1946 et 2016: Deux Crises des Réfugiés
Editor’s Note: The assignment in Advanced French–Francophone World:“Working together you are going to create an infographic that makes a comparison between the refugee crisis during and after the second world war and the current crisis in 2016. You may identify some guiding questions of your own. (more…)
By Laura Sabino, III Form
On Defining a Nation in The Global Seminar
A nation does not need to have a large number of members or consist of one piece of land. A nation is a group of people that are connected to each other because there is something that unites them, such as a common leader or government.
Different nations can be defined by politics. Politically, a nation is a group of people that live in the same certain country, follow the government of said country, and live together as a community. In politics, a nation is a country’s land and all that is in it. However, different types of nations can share something in common that is unrelated to politics. This is like a music artist who has a nation of fans because those fans are brought together by something they all have in common: a love for the performer. (more…)
By Jenny Deveaux, V Form
Modern Day Martins
Much like hip hop music, modern day United States culture is based upon movements for change and the spread of continental ideas.
Hip hop was born in the seventies, and first originated in New York City. The genre was developed largely by African-Americans, but evolved to incorporate nuances from other minority groups such as Latin-Americans. Today, hip hop is a multi-billion dollar franchise that has become a symbol of United States culture because it exemplifies a diverse and influential community that seeks to spread tendentious ideas. Artists like Common, Nelly, Macklemore, and LL Cool J use their prominence in the hip hop genre to address today’s issues. Macklemore did this recently in his song “Same Love,” advocating for marriage equality while producing a track that made the top charts in America. (more…)
By Lucy Cao, V Form
The Dalai Lama: A Spiritual Leader Above a Political One
China and Tibet have a long history of relations. Beginning with the Manchu rule of Tibet, conflicts and disputes between the Chinese and Tibetans have persisted. Unwilling to compromise with a centralized ruler, Tibet seized the opportunity to claim itself as an independent state after the overthrow of the Qing Dynasty. However, following the establishment of the People’s Republic of China in 1949, Tibet became an integral part of China. From then on, numerous riots and uprisings for Tibetan independence and the preservation of Tibetan traditional culture and religion have taken place (Goldstein 84-86).
One aspect of the complex relationship between China and Tibet has some connection with the Dalai Lama selection process. As a tradition of Tibetan Buddhism, Finding the reincarnation of the Dalai (more…)
By Gabe Brower, V Form, Daphne Huang, VI Form, Abby Moses, VI Form, and Emily Tanner, VI Form
2015 Sri Lanka Summer Trip Scrapbook
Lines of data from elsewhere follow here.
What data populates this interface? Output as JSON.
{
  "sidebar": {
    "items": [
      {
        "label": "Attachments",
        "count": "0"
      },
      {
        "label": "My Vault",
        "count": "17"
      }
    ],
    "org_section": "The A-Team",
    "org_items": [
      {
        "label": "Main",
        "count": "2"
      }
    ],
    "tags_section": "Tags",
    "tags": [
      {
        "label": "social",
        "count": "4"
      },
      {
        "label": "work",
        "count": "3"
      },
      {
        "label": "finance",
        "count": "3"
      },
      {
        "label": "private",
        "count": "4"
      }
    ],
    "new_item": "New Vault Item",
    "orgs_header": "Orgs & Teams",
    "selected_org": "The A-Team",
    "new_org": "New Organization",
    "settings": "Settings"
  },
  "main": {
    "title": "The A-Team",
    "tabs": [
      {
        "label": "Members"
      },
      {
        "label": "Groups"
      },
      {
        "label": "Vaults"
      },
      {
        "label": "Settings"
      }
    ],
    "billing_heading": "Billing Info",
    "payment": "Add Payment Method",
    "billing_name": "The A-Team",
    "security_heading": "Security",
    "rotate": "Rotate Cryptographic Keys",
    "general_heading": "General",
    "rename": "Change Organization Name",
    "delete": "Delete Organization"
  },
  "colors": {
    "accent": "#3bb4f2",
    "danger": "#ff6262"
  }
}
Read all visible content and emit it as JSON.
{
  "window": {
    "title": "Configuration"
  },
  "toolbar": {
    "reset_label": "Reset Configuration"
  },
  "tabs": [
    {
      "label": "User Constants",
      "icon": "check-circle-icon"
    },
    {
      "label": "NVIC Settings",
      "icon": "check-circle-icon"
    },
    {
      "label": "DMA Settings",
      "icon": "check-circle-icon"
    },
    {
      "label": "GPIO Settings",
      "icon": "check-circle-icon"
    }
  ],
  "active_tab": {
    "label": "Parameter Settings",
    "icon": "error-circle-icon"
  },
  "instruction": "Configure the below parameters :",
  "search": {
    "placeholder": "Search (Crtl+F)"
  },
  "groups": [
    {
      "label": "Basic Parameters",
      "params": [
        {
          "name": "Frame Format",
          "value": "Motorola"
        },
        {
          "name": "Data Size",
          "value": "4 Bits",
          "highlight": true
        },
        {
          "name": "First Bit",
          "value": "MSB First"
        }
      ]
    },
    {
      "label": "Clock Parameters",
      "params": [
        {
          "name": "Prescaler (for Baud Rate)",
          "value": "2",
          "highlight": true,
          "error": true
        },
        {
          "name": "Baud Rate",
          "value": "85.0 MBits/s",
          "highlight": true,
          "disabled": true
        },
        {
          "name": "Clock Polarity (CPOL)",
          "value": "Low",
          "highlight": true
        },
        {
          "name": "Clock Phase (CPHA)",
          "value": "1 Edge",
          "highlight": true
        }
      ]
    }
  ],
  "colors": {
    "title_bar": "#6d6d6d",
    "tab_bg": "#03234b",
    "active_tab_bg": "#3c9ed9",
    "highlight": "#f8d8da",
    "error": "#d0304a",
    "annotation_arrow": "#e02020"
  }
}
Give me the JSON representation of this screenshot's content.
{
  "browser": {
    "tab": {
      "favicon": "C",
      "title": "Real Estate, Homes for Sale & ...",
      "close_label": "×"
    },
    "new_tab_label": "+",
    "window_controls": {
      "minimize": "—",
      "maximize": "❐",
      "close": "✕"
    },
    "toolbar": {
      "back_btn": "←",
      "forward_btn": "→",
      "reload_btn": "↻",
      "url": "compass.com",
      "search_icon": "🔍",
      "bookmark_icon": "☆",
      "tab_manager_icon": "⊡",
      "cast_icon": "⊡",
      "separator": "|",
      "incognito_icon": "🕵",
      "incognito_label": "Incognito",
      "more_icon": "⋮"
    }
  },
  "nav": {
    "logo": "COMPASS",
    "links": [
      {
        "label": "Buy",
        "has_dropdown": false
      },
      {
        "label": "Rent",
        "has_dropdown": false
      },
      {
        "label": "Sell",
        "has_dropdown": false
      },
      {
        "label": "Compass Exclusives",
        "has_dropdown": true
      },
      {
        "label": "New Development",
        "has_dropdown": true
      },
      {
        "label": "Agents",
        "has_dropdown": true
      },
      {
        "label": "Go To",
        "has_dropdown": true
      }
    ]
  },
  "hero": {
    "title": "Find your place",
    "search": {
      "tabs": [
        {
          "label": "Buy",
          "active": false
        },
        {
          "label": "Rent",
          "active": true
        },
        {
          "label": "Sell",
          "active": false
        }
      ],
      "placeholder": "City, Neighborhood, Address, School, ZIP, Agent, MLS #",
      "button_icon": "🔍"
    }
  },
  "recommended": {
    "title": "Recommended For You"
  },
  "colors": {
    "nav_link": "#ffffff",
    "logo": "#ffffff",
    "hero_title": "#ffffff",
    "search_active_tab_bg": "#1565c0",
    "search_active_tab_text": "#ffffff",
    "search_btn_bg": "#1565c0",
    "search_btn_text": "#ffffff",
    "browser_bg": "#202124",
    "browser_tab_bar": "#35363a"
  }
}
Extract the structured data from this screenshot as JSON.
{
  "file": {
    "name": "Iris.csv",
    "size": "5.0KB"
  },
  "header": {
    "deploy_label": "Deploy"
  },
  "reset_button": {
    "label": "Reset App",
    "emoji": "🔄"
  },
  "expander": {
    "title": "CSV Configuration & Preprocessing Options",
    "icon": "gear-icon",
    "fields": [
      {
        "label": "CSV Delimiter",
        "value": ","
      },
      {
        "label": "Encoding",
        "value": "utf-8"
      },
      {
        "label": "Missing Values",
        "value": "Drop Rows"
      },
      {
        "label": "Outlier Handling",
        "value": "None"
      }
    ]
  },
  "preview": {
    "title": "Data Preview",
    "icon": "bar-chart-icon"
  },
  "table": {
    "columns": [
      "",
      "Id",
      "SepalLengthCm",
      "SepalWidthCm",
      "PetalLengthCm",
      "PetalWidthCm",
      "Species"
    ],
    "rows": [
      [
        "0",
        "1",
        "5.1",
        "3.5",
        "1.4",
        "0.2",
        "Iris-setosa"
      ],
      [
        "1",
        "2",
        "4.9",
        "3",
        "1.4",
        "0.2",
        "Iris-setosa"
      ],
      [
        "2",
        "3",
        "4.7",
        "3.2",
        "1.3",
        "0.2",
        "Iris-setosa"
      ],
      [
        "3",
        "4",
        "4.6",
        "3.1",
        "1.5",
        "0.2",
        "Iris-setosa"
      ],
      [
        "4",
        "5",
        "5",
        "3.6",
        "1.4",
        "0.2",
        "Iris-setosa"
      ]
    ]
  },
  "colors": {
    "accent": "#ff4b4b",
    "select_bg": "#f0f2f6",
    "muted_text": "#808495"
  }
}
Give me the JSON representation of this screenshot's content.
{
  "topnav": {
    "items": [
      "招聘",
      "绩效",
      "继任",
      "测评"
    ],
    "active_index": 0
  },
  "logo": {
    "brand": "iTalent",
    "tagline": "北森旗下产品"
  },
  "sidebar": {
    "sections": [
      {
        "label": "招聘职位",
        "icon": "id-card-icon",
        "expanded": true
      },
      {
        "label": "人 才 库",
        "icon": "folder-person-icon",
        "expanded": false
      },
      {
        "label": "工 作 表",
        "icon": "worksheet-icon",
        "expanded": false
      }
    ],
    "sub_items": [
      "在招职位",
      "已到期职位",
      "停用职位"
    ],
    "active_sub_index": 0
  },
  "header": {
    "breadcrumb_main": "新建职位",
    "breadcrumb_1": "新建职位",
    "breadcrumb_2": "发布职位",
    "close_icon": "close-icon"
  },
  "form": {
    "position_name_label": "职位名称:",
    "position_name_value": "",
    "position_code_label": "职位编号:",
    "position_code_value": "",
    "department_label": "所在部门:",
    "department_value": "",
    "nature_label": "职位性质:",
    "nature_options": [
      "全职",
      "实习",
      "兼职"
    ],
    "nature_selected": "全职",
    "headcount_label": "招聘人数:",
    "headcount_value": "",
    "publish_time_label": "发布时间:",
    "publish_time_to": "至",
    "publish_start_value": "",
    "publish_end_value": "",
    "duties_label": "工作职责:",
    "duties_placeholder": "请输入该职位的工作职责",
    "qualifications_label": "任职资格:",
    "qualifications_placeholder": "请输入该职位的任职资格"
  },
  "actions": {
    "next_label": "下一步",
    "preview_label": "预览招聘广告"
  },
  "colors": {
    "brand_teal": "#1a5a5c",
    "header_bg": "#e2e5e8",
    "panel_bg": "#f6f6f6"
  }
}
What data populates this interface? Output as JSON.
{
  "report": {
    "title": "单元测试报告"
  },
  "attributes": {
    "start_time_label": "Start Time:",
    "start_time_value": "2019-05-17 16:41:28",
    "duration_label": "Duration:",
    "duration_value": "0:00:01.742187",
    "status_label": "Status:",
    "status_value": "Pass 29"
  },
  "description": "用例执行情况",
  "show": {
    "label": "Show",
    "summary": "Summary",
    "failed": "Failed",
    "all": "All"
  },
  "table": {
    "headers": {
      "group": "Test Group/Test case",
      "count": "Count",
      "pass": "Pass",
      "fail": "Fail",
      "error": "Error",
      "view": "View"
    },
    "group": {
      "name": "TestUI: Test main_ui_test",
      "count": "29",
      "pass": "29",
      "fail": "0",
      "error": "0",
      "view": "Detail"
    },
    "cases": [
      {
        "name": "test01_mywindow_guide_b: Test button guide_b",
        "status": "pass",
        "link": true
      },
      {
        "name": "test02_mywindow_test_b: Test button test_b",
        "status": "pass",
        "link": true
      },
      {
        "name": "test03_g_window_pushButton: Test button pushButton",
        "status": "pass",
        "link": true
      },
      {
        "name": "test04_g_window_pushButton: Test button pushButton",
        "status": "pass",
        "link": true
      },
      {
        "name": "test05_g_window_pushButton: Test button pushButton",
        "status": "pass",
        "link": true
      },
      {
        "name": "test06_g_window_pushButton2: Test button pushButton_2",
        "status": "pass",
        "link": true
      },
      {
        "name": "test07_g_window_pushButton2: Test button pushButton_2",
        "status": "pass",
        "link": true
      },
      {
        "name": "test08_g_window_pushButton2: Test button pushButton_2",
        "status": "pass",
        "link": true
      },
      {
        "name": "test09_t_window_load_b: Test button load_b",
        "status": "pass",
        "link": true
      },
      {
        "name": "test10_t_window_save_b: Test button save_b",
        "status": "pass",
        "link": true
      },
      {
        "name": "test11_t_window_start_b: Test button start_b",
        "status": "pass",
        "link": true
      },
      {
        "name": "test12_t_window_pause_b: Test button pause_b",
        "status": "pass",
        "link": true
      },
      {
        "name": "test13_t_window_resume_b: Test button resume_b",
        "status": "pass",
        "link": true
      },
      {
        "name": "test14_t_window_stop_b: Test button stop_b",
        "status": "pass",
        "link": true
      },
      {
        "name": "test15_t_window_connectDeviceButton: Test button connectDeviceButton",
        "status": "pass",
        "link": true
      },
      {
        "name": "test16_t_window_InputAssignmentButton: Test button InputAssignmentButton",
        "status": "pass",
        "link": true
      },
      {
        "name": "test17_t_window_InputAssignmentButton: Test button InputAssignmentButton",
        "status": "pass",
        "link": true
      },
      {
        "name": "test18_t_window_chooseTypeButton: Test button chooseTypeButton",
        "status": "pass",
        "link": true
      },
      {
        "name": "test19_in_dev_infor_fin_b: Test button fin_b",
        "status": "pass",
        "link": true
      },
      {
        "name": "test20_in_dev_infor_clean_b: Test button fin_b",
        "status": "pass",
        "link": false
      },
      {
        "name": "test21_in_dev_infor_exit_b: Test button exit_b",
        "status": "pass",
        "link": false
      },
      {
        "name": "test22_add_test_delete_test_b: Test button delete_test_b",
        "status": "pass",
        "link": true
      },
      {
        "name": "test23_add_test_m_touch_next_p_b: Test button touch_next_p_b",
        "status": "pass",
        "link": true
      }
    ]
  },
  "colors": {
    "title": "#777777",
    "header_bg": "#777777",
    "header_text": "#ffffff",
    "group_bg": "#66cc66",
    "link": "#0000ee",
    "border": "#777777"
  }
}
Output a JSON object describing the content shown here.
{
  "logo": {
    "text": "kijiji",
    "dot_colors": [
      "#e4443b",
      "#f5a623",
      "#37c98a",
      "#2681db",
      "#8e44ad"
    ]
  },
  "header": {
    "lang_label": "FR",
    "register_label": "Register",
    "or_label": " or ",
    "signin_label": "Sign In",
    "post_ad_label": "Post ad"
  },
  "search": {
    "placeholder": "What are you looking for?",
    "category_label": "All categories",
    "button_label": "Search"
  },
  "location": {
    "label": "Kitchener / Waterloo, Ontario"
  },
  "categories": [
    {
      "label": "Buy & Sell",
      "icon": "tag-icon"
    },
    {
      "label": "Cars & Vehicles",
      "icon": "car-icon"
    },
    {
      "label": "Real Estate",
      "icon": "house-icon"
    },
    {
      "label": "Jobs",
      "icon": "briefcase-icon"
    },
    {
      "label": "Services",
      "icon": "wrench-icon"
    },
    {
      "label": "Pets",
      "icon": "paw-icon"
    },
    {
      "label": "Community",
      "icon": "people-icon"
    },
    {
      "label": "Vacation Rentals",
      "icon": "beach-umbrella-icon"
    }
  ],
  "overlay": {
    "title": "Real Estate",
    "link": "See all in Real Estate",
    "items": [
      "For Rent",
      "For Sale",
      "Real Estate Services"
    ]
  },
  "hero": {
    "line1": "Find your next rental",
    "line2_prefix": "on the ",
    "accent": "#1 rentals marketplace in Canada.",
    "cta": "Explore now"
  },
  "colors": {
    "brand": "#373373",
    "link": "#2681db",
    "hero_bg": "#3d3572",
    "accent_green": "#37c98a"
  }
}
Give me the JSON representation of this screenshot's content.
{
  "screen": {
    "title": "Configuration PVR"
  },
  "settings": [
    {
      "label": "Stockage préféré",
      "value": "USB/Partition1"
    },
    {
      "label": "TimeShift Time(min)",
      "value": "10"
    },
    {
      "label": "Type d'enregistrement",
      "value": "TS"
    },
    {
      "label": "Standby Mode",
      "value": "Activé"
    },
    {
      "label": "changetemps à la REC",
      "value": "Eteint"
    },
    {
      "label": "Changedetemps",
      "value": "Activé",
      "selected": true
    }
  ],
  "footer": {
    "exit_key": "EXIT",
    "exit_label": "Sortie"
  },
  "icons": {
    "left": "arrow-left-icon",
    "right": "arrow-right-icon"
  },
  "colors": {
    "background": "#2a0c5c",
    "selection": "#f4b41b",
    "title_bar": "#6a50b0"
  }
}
The Sri Lanka summer trip (click here for scrapbook!) was offered as one of the St. Mark’s global citizenship travel opportunities supported by Envoys, a liaison program that seeks to educate students about the world through exposure and hands-on experiences in different countries and cultures. The St. Markers who participated in the trip applied through the St. Mark’s global citizenship program. Our days in Sri Lanka were unique in many senses. Not only were we given a wonderful travel and learning opportunity to engage in the culture and environment of Sri Lanka, but we also got the chance to partner with an educational non-profit organization called Educate Lanka. Educate Lanka provides students in Sri Lanka with scholarships by matching each student with a sponsor. By the end of the trip, we were able (more…)